them on line  for a profit. A neat cottage industry, but he didn't seem very 
happy about it.   A young man who could have been anything from Sri Lankan to 
South American sat on the other side of me smelling heavily of cigarettes, pot, 
and alcohol, and he, at least, was a fan of Elroy.  "I'm from Brooklyn,"  he 
said,  "and I'm sure I smell like it."  He was quite delighted I was getting the 
signature for you.  

  Elroy came in and dominated the audience from the beginning, certainly not 
apologizing for being late, and addressing us with a long stream of alliterative 
insults:  Perverts!  Prevaricators! Pedants!   Panty Sniffers!  Pot Smokers! 
Etc.   He makes quite an impression, especially being on a raised dais and being 
so tall.  He has his act down perfectly.   He went on to talk about the Japanese 
Internment and how his mind was somewhat stuck in 1941.  He spoke for about 10 
minutes and then read from Perfidia, specifically from Reminiscenza and  Kay 
Lake's Diary.  He was clearly prepared for any dizzy question the audience would 
ask.  He called everybody "Brother" or occasionally "Boss" except for women.

  I was most interested that he wrote the novels long-hand, making every 
sentence perfect before writing the next.  A real plodder.  He has no cell phone 
and no computer, which, he said, keeps him in character for books set in the mid 
20th century.

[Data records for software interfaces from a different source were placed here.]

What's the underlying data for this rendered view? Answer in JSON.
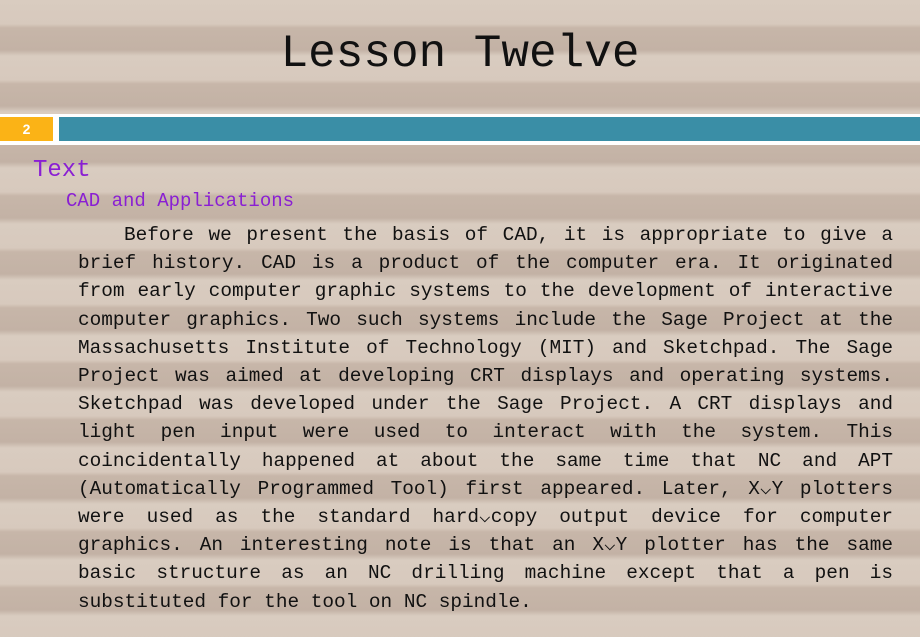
{
  "slide": {
    "title": "Lesson Twelve",
    "slide_number": "2",
    "colors": {
      "slide_number_bg": "#fbb316",
      "accent_bar": "#3a8ea6",
      "heading_text": "#8a1fd3",
      "body_text": "#111111"
    }
  },
  "content": {
    "section_heading": "Text",
    "sub_heading": "CAD and Applications",
    "paragraph": "Before we present the basis of CAD, it is appropriate to give a brief history. CAD is a product of the computer era. It originated from early computer graphic systems to the development of interactive computer graphics. Two such systems include the Sage Project at the Massachusetts Institute of Technology (MIT) and Sketchpad. The Sage Project was aimed at developing CRT displays and operating systems. Sketchpad was developed under the Sage Project. A CRT displays and light pen input were used to interact with the system. This coincidentally happened at about the same time that NC and APT (Automatically Programmed Tool) first appeared. Later, X⌵Y plotters were used as the standard hard⌵copy output device for computer graphics. An interesting note is that an X⌵Y plotter has the same basic structure as an NC drilling machine except that a pen is substituted for the tool on NC spindle."
  }
}
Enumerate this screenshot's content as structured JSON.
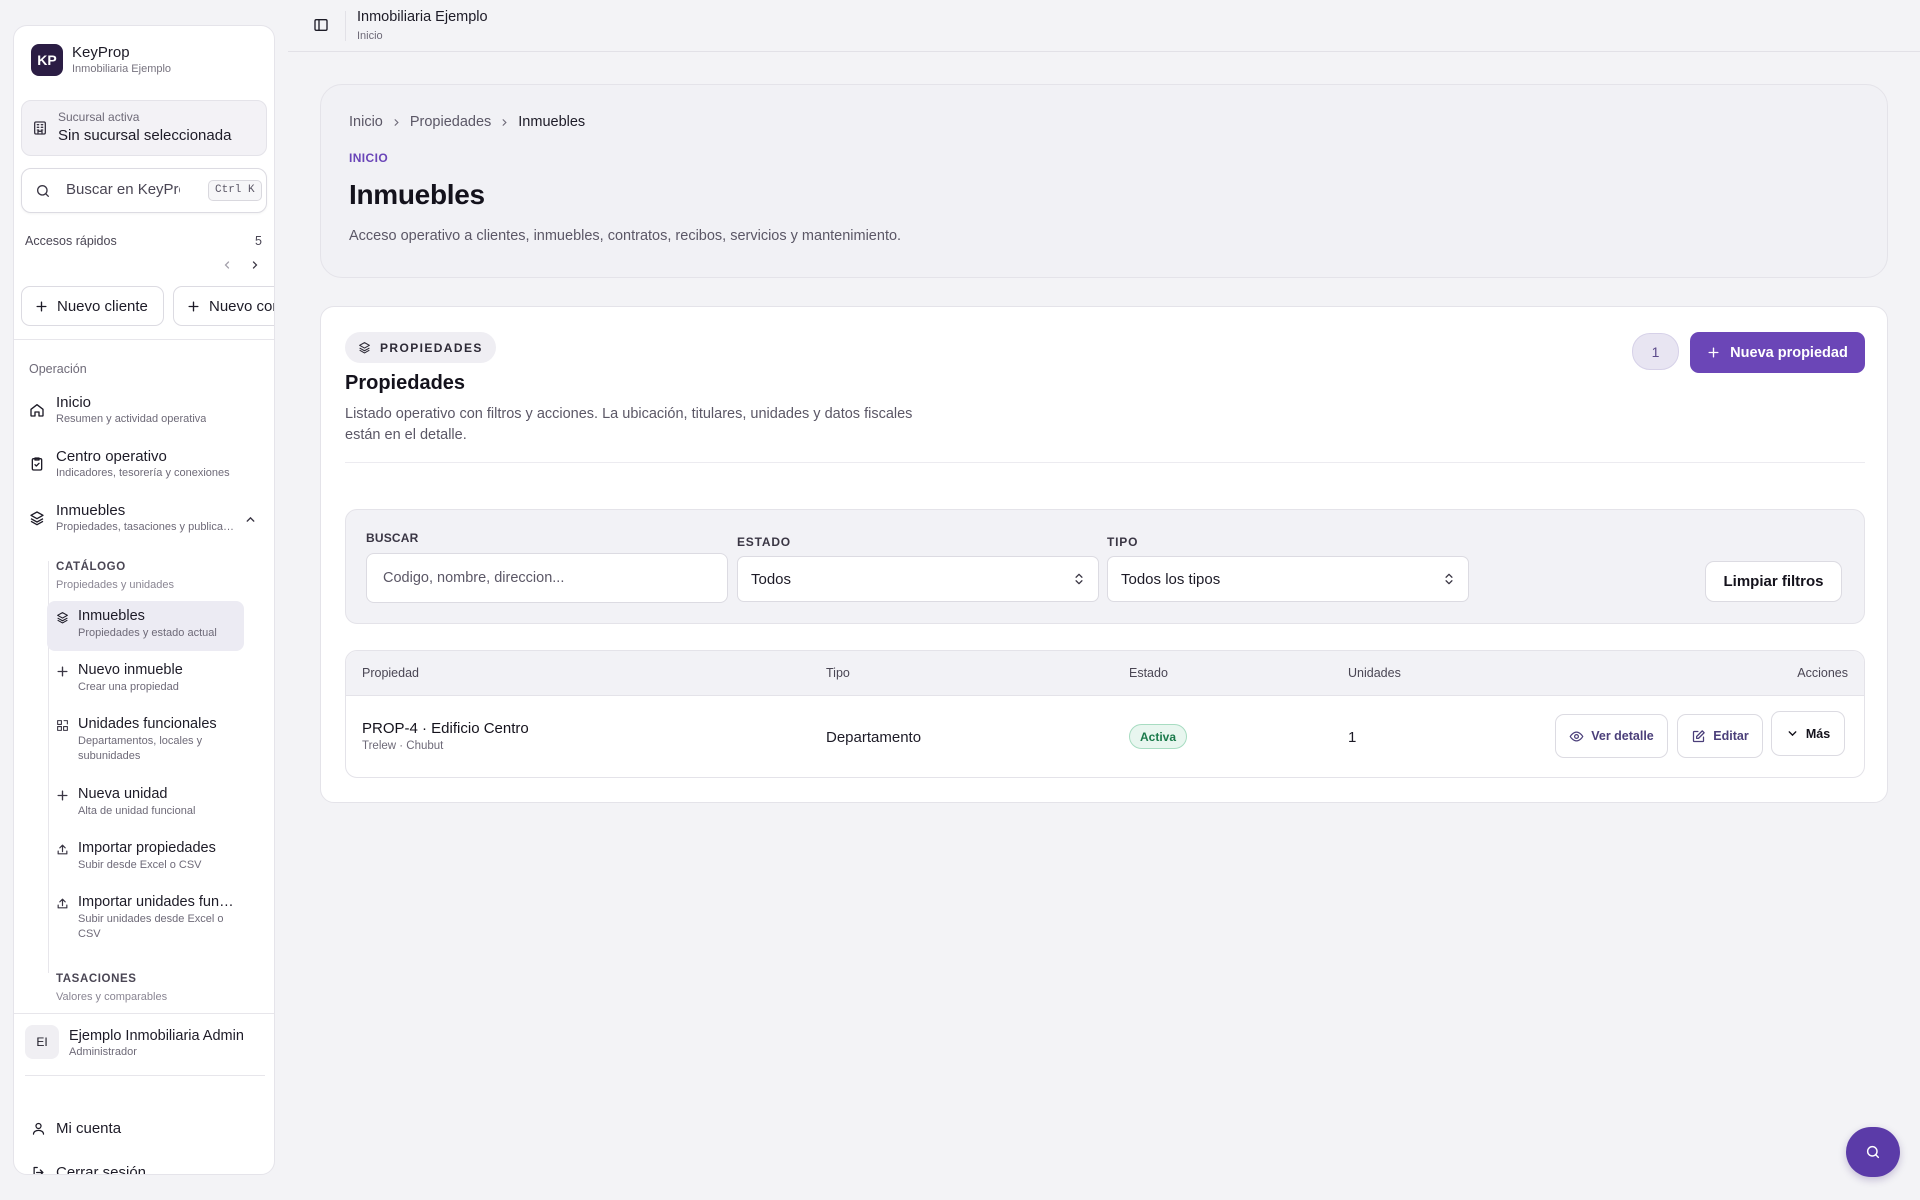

He employs great researchers. When one man tried to see a 
resonance between 9/11 and Pearl Harbor, Elroy told him he was welcome to find 
anything he wants in the novels, but HE was only writing about 1941, period.

  At the end he shouted out:  "Who wants to ask me why I write?"  and, of 
course, we all yelled the question.  He answered with a really good reading of 
the first stanza of Dylan Thomas' "In My Craft and Sullen Art." 

In my craft or sullen art
Exercised in the still night
When only the moon rages
And the lovers lie abed
With all their griefs in their arms,
I labor by singing light
Not for ambition or bread
Or the strut and trade of charms
On the ivory stages
But for the common wages
Of their most secret heart.

That was the best part.

He remembered you and Christine or said he did and left a reminder in the 

One Christmas present down.